[TASK DIRECTIONS]: Go through the data below and gather each line containing "illustration".

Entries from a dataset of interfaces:
• • •

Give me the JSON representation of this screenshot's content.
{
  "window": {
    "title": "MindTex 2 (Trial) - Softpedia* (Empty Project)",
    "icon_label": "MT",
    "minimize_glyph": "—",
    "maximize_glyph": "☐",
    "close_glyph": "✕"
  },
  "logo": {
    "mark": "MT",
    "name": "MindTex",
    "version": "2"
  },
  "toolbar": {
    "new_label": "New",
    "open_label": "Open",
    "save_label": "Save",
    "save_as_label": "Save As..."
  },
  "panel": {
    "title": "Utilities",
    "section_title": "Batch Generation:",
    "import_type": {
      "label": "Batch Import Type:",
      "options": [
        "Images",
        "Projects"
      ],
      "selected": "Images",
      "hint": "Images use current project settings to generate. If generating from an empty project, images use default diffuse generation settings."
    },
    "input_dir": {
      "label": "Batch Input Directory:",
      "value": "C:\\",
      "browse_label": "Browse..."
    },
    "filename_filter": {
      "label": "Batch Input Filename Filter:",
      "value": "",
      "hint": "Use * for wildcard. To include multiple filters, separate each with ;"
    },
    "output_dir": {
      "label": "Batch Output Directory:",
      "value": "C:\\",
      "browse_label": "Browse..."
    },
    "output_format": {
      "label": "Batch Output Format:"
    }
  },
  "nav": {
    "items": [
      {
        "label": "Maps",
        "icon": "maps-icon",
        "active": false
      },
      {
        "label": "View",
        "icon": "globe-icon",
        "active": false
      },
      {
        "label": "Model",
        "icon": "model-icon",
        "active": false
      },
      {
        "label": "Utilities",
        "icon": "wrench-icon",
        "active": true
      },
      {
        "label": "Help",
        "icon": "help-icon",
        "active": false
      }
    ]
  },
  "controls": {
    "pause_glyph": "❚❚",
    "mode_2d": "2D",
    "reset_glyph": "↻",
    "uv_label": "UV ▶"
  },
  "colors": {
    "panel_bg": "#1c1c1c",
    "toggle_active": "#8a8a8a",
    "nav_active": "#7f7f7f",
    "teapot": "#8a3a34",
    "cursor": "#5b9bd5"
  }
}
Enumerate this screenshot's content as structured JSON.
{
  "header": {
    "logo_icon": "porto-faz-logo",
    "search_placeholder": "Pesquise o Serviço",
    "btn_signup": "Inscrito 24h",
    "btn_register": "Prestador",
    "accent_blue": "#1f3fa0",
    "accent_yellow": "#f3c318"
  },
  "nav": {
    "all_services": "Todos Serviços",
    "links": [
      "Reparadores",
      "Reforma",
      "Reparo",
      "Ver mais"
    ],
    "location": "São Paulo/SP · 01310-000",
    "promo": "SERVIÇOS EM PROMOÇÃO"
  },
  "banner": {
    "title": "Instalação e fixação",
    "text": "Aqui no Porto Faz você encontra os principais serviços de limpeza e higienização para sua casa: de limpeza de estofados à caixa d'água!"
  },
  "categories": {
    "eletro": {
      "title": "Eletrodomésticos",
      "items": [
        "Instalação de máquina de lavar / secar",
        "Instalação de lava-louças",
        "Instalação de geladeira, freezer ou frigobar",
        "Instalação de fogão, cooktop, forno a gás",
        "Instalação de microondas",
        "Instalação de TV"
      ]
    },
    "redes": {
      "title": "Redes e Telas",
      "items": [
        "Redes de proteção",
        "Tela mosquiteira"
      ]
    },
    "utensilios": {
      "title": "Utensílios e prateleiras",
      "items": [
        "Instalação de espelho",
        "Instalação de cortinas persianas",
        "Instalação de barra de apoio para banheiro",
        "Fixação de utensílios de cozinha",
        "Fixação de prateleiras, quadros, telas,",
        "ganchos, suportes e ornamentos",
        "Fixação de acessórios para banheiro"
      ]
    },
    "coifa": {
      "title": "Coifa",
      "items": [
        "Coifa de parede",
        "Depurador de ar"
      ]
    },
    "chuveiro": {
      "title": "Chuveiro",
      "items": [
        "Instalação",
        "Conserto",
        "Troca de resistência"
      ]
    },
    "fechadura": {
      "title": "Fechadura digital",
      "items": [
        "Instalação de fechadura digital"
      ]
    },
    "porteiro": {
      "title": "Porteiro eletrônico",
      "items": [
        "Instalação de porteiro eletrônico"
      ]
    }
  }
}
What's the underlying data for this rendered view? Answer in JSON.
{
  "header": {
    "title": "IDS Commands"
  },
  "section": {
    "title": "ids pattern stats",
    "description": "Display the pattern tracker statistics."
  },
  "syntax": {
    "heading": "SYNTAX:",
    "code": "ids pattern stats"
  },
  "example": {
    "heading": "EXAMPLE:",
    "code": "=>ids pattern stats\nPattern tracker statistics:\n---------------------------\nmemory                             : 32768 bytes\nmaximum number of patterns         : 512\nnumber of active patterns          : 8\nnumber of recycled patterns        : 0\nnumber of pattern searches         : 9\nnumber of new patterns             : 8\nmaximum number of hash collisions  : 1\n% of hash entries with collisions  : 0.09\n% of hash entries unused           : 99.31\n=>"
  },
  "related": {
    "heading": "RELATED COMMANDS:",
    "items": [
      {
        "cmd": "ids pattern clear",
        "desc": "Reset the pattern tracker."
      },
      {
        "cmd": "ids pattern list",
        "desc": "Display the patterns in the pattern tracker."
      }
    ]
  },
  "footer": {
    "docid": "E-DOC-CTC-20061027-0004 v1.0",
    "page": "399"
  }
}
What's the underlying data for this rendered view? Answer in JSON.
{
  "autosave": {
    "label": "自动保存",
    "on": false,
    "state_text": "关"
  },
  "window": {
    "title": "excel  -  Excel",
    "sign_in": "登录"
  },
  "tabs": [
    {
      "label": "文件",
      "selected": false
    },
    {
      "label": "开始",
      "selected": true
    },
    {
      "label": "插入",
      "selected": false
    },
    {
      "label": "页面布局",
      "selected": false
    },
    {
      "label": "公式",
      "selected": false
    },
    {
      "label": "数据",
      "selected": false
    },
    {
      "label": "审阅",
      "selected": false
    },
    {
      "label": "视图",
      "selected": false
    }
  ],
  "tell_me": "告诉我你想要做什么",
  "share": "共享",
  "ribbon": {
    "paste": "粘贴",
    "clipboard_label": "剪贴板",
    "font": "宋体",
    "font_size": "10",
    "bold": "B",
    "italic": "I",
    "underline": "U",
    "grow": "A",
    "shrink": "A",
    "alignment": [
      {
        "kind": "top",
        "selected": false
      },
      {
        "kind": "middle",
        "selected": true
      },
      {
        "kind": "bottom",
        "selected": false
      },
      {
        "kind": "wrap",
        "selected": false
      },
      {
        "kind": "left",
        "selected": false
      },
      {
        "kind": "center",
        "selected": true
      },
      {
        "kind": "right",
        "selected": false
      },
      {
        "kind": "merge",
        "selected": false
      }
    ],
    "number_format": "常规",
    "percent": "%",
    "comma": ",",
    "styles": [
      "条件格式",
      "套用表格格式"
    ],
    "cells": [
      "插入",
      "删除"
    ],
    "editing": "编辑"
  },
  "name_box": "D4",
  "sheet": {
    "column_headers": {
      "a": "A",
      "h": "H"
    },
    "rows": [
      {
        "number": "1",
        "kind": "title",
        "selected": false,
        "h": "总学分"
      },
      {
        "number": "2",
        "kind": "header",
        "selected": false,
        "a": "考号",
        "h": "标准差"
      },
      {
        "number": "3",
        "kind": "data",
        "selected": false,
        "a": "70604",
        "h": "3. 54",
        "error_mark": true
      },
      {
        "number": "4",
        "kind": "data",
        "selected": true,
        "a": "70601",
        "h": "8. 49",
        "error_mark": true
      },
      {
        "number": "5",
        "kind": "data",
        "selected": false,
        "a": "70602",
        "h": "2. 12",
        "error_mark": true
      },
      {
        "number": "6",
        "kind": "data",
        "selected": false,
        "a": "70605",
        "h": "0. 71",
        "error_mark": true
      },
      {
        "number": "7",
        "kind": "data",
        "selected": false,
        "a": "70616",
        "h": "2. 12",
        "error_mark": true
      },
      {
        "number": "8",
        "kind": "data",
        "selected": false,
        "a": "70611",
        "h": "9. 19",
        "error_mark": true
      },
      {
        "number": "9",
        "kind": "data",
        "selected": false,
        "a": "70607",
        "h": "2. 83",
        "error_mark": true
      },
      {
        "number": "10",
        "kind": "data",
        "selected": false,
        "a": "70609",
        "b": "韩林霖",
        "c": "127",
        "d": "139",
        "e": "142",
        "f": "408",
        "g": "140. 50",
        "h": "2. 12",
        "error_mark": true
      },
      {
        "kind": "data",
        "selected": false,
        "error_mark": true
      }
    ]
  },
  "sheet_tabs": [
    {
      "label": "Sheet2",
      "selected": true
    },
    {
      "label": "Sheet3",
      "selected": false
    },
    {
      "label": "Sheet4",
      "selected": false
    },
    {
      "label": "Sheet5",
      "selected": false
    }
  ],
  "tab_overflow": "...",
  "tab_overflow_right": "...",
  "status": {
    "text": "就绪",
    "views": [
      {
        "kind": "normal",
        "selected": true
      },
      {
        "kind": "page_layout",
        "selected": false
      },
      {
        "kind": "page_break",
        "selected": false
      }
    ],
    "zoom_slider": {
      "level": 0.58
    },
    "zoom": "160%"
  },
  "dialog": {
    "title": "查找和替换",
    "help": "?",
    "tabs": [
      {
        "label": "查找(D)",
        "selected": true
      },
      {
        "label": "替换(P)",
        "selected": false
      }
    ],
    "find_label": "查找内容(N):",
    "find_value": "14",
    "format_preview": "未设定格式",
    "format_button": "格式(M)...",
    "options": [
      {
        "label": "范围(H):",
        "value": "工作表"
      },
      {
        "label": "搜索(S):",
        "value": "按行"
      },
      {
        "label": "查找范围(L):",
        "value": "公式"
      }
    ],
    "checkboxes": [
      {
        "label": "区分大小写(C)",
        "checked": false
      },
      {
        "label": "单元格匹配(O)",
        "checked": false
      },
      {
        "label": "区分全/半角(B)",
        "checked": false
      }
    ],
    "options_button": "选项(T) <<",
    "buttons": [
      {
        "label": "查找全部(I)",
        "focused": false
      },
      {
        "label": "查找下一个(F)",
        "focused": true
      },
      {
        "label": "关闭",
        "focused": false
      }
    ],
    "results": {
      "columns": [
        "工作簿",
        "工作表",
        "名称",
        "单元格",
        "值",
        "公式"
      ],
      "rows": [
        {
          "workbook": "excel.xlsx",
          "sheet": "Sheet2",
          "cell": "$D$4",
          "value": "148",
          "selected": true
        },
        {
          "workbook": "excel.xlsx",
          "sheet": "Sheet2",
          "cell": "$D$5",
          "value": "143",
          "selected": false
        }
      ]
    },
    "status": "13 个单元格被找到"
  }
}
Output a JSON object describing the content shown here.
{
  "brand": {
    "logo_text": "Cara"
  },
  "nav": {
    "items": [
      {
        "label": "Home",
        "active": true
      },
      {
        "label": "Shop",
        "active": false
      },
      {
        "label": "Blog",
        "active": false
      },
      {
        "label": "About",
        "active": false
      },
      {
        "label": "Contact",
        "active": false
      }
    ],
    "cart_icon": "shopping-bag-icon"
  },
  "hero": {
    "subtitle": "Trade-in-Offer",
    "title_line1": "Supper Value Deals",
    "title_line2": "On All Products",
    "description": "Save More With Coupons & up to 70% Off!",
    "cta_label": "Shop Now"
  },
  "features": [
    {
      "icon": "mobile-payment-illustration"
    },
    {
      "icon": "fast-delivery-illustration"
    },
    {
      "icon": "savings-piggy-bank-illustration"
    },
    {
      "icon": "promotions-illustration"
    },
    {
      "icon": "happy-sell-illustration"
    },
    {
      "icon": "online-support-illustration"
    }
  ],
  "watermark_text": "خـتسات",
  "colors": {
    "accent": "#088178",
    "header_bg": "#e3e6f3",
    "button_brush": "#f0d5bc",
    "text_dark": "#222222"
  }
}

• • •

[EXERCISE OUTPUT]:
      "icon": "mobile-payment-illustration"
      "icon": "fast-delivery-illustration"
      "icon": "savings-piggy-bank-illustration"
      "icon": "promotions-illustration"
      "icon": "happy-sell-illustration"
      "icon": "online-support-illustration"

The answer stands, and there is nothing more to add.